Contracts often seek to appoint third parties as the principal or main contractors. However, the appointment of a principal or main contractor will not absolve a university of its WHS responsibilities. A university will retain WHS duties for those matters over which it retains management or control. A university should consult with the principal or main contractor on how WHS risks associated with the project will be managed, particularly if a construction project is carried out on campus and in close proximity to university operations.
When is it ok to rely on contractors?
The provisions discussed above do not preclude universities from relying on contractors or service providers for the management of some WHS matters, when it is appropriate to do so. Indeed, in Baiada Poultry Pty Ltd v The Queen  HCA 14 (Baiada) Heydon J stated that:
"In some circumstances, the employment of independent contractors may be the only reasonably practicable way of ensuring and maintaining a safe working environment."
The challenge for universities it to understand when they need to take responsibility for WHS, and manage the work undertaken by contractors and service providers, and when they need to take on a monitoring role. The appropriate approach will depend on a range of factors, including:
What does this mean for universities?
- Contractual terms should never be relied on as a guarantee that WHS risks will be effectively managed by a contractor or service provider. Universities should continue to use contractual terms to provide maximum protection from WHS liability, but there are limits to the extent to which such terms will be effective in the event of an incident. WHS risks and potential liabilities for a university can also be managed through:
- carefully selecting appropriately qualified and skilled contractors and service providers
- understanding the scope of work and how it may be impacted by or impact on the university's operations
- understanding who will have day-to-day control over the work or services and the workers
- training university personnel on the extent of the university's WHS obligations
- consulting with other duty holders
- having appropriate WHS policies and protocols in place, and
- appropriately managing or monitoring the work or services.

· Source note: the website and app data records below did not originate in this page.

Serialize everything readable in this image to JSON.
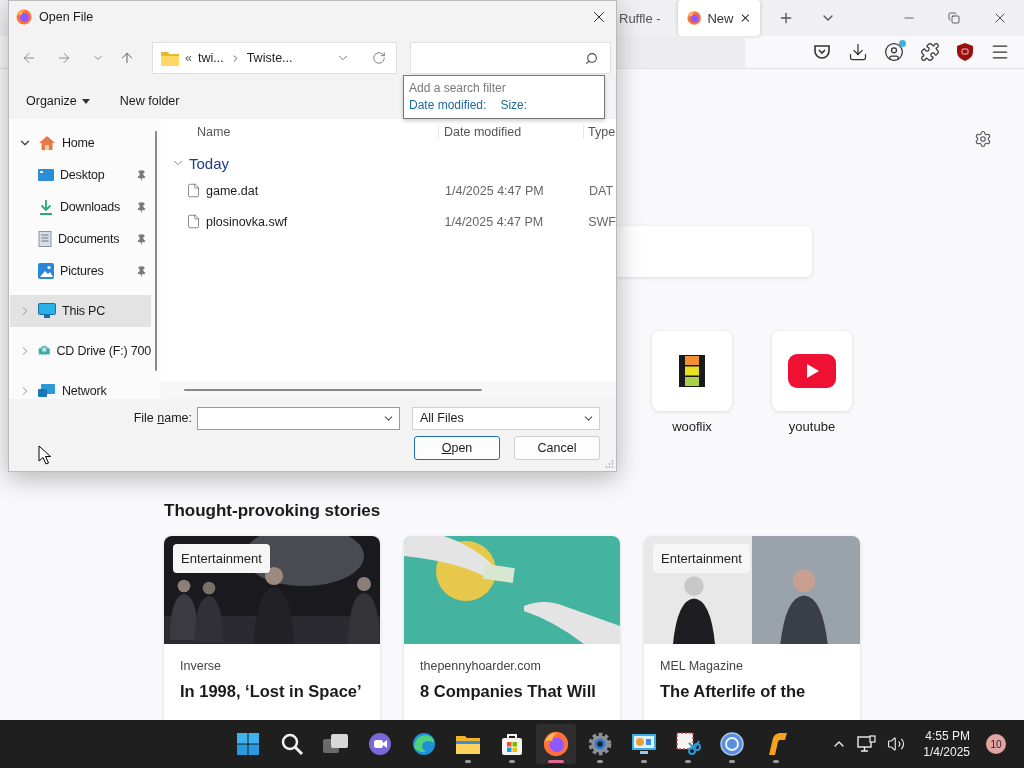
{
  "browser": {
    "tabs": [
      {
        "title": "Ruffle -",
        "selected": false
      },
      {
        "title": "New",
        "selected": true
      }
    ],
    "shortcuts": [
      {
        "label": "wooflix",
        "kind": "film"
      },
      {
        "label": "youtube",
        "kind": "video"
      }
    ],
    "stories": {
      "heading": "Thought-provoking stories",
      "cards": [
        {
          "tag": "Entertainment",
          "source": "Inverse",
          "title": "In 1998, ‘Lost in Space’"
        },
        {
          "source": "thepennyhoarder.com",
          "title": "8 Companies That Will"
        },
        {
          "tag": "Entertainment",
          "source": "MEL Magazine",
          "title": "The Afterlife of the"
        }
      ]
    }
  },
  "dialog": {
    "title": "Open File",
    "breadcrumb": {
      "overflow": "«",
      "parts": [
        "twi...",
        "Twiste..."
      ]
    },
    "search_filter": {
      "title": "Add a search filter",
      "filters": [
        "Date modified:",
        "Size:"
      ]
    },
    "commands": [
      {
        "label": "Organize",
        "menu": true
      },
      {
        "label": "New folder",
        "menu": false
      }
    ],
    "sidebar": [
      {
        "label": "Home",
        "kind": "home",
        "expanded": true,
        "selected": false,
        "children": [
          {
            "label": "Desktop",
            "kind": "desktop",
            "pinned": true,
            "selected": false
          },
          {
            "label": "Downloads",
            "kind": "downloads",
            "pinned": true,
            "selected": false
          },
          {
            "label": "Documents",
            "kind": "documents",
            "pinned": true,
            "selected": false
          },
          {
            "label": "Pictures",
            "kind": "pictures",
            "pinned": true,
            "selected": false
          }
        ]
      },
      {
        "label": "This PC",
        "kind": "pc",
        "expanded": false,
        "selected": true
      },
      {
        "label": "CD Drive (F:) 700",
        "kind": "cd",
        "expanded": false,
        "selected": false
      },
      {
        "label": "Network",
        "kind": "network",
        "expanded": false,
        "selected": false
      }
    ],
    "columns": [
      "Name",
      "Date modified",
      "Type"
    ],
    "groups": [
      {
        "label": "Today",
        "expanded": true,
        "files": [
          {
            "name": "game.dat",
            "date": "1/4/2025 4:47 PM",
            "type": "DAT",
            "selected": false
          },
          {
            "name": "plosinovka.swf",
            "date": "1/4/2025 4:47 PM",
            "type": "SWF",
            "selected": false
          }
        ]
      }
    ],
    "file_name": {
      "before": "File ",
      "access_key": "n",
      "after": "ame:"
    },
    "file_type": "All Files",
    "buttons": [
      {
        "access_key": "O",
        "text": "pen",
        "default": true
      },
      {
        "text": "Cancel",
        "default": false
      }
    ]
  },
  "taskbar": {
    "apps": [
      {
        "kind": "start",
        "running": false,
        "selected": false
      },
      {
        "kind": "search",
        "running": false,
        "selected": false
      },
      {
        "kind": "taskview",
        "running": false,
        "selected": false
      },
      {
        "kind": "chat",
        "running": false,
        "selected": false
      },
      {
        "kind": "edge",
        "running": false,
        "selected": false
      },
      {
        "kind": "explorer",
        "running": true,
        "selected": false
      },
      {
        "kind": "store",
        "running": true,
        "selected": false
      },
      {
        "kind": "firefox",
        "running": true,
        "selected": true
      },
      {
        "kind": "settings",
        "running": true,
        "selected": false
      },
      {
        "kind": "monitor",
        "running": true,
        "selected": false
      },
      {
        "kind": "snipping",
        "running": true,
        "selected": false
      },
      {
        "kind": "torrent",
        "running": true,
        "selected": false
      },
      {
        "kind": "hook",
        "running": true,
        "selected": false
      }
    ],
    "time": "4:55 PM",
    "date": "1/4/2025",
    "notifications": "10"
  }
}
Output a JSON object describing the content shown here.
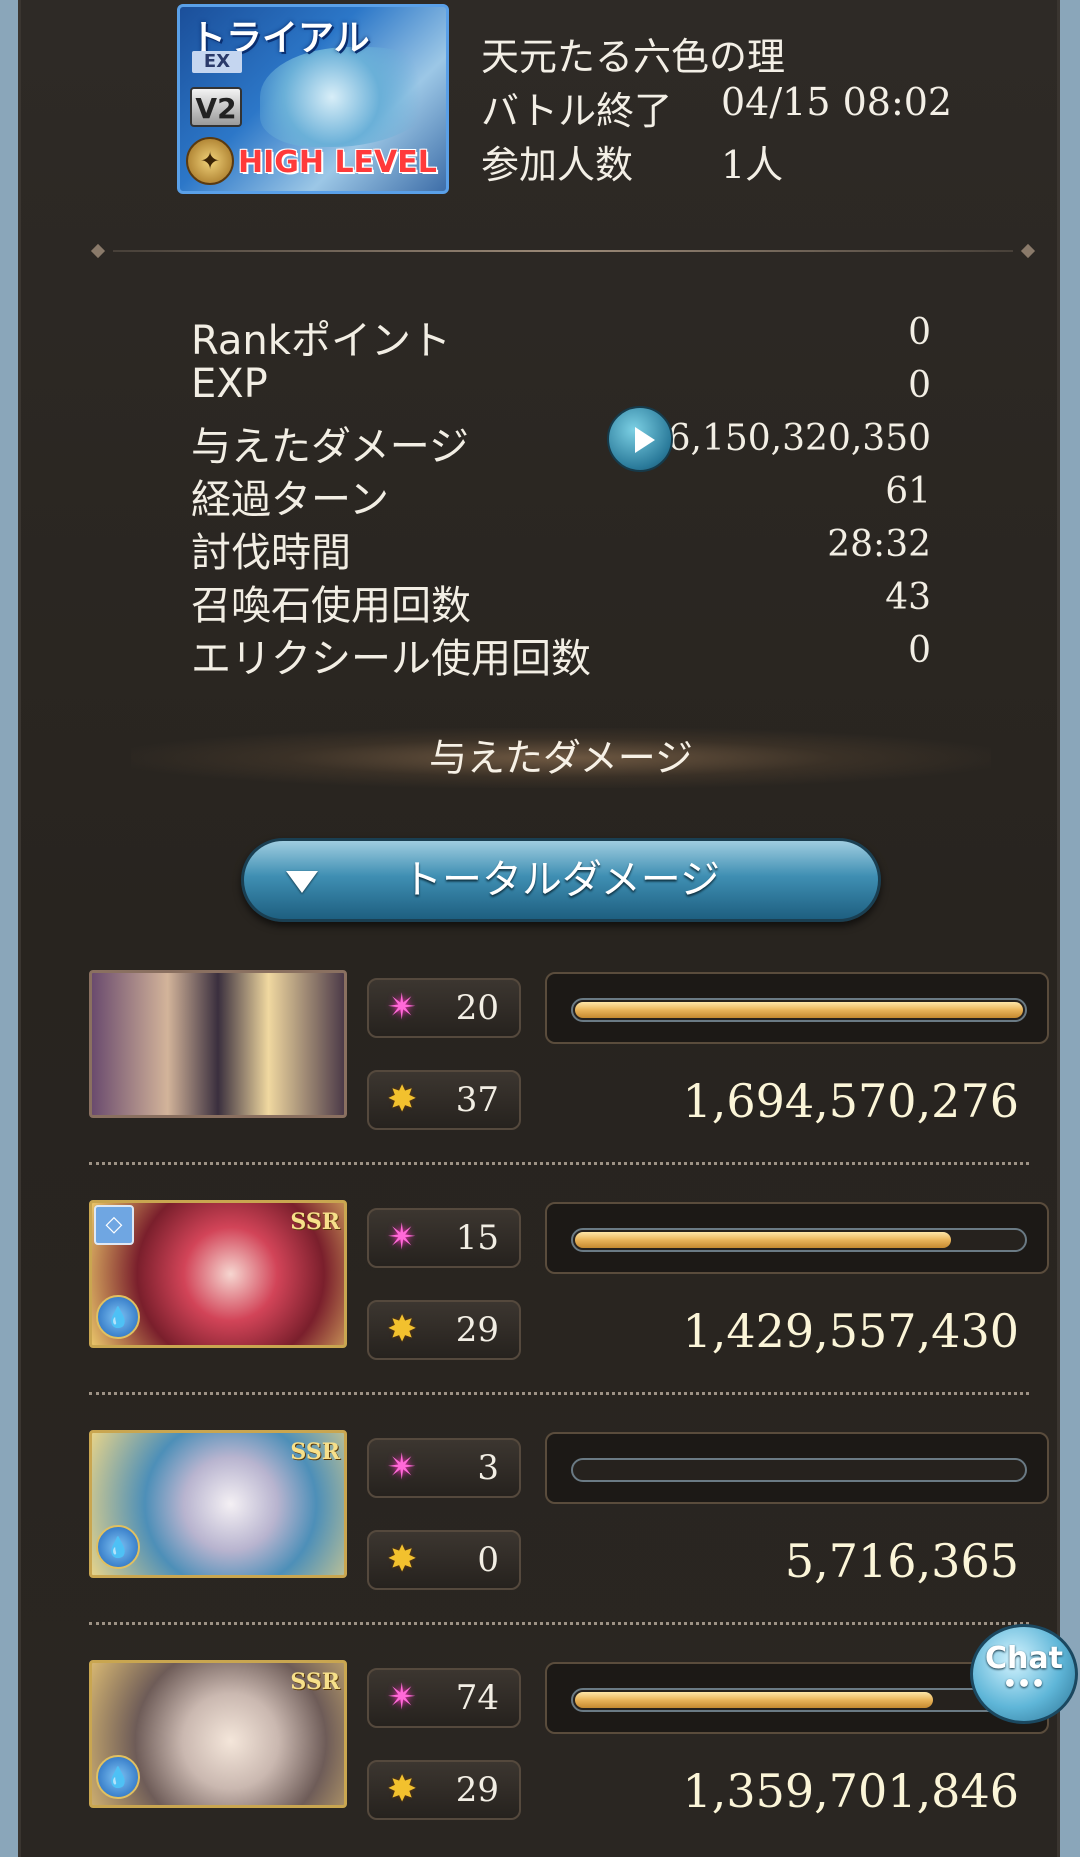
{
  "quest": {
    "banner_trial": "トライアル",
    "banner_ex": "EX",
    "banner_v2": "V2",
    "banner_high_level": "HIGH LEVEL",
    "name": "天元たる六色の理",
    "battle_end_label": "バトル終了",
    "battle_end_value": "04/15 08:02",
    "participants_label": "参加人数",
    "participants_value": "1人"
  },
  "stats": [
    {
      "label": "Rankポイント",
      "value": "0"
    },
    {
      "label": "EXP",
      "value": "0"
    },
    {
      "label": "与えたダメージ",
      "value": "6,150,320,350"
    },
    {
      "label": "経過ターン",
      "value": "61"
    },
    {
      "label": "討伐時間",
      "value": "28:32"
    },
    {
      "label": "召喚石使用回数",
      "value": "43"
    },
    {
      "label": "エリクシール使用回数",
      "value": "0"
    }
  ],
  "section_title": "与えたダメージ",
  "dropdown": {
    "label": "トータルダメージ"
  },
  "characters": [
    {
      "skill_count": "20",
      "ca_count": "37",
      "damage": "1,694,570,276",
      "bar_fraction": 1.0,
      "rarity": ""
    },
    {
      "skill_count": "15",
      "ca_count": "29",
      "damage": "1,429,557,430",
      "bar_fraction": 0.84,
      "rarity": "SSR"
    },
    {
      "skill_count": "3",
      "ca_count": "0",
      "damage": "5,716,365",
      "bar_fraction": 0.0,
      "rarity": "SSR"
    },
    {
      "skill_count": "74",
      "ca_count": "29",
      "damage": "1,359,701,846",
      "bar_fraction": 0.8,
      "rarity": "SSR"
    }
  ],
  "chat_button": {
    "label": "Chat",
    "dots": "•••"
  },
  "icons": {
    "play": "play-icon",
    "skill": "star-burst-icon",
    "charge_attack": "charge-attack-icon",
    "element": "water-element-icon",
    "ring": "ring-icon"
  },
  "colors": {
    "bar_fill": "#e9b45a",
    "skill_icon": "#ff6ad8",
    "ca_icon": "#f2c12e"
  }
}
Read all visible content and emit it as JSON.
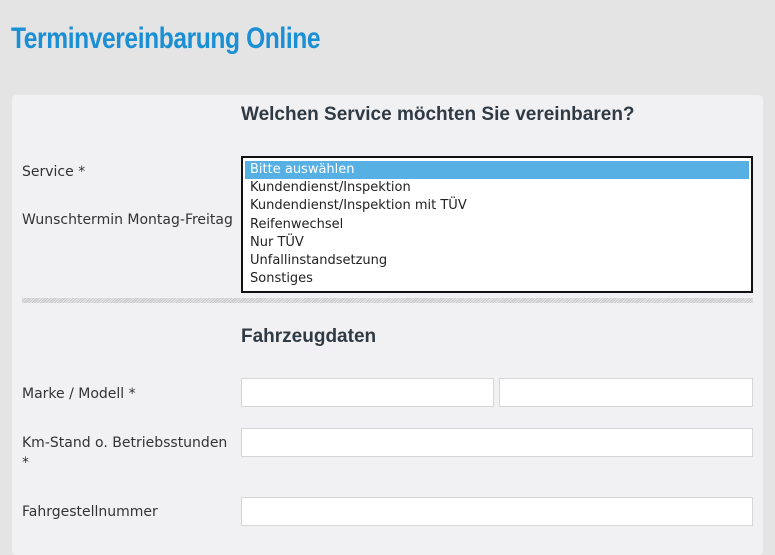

The content of this article is intended to provide a general guide to the subject matter. Specialist advice should be sought about your specific circumstances.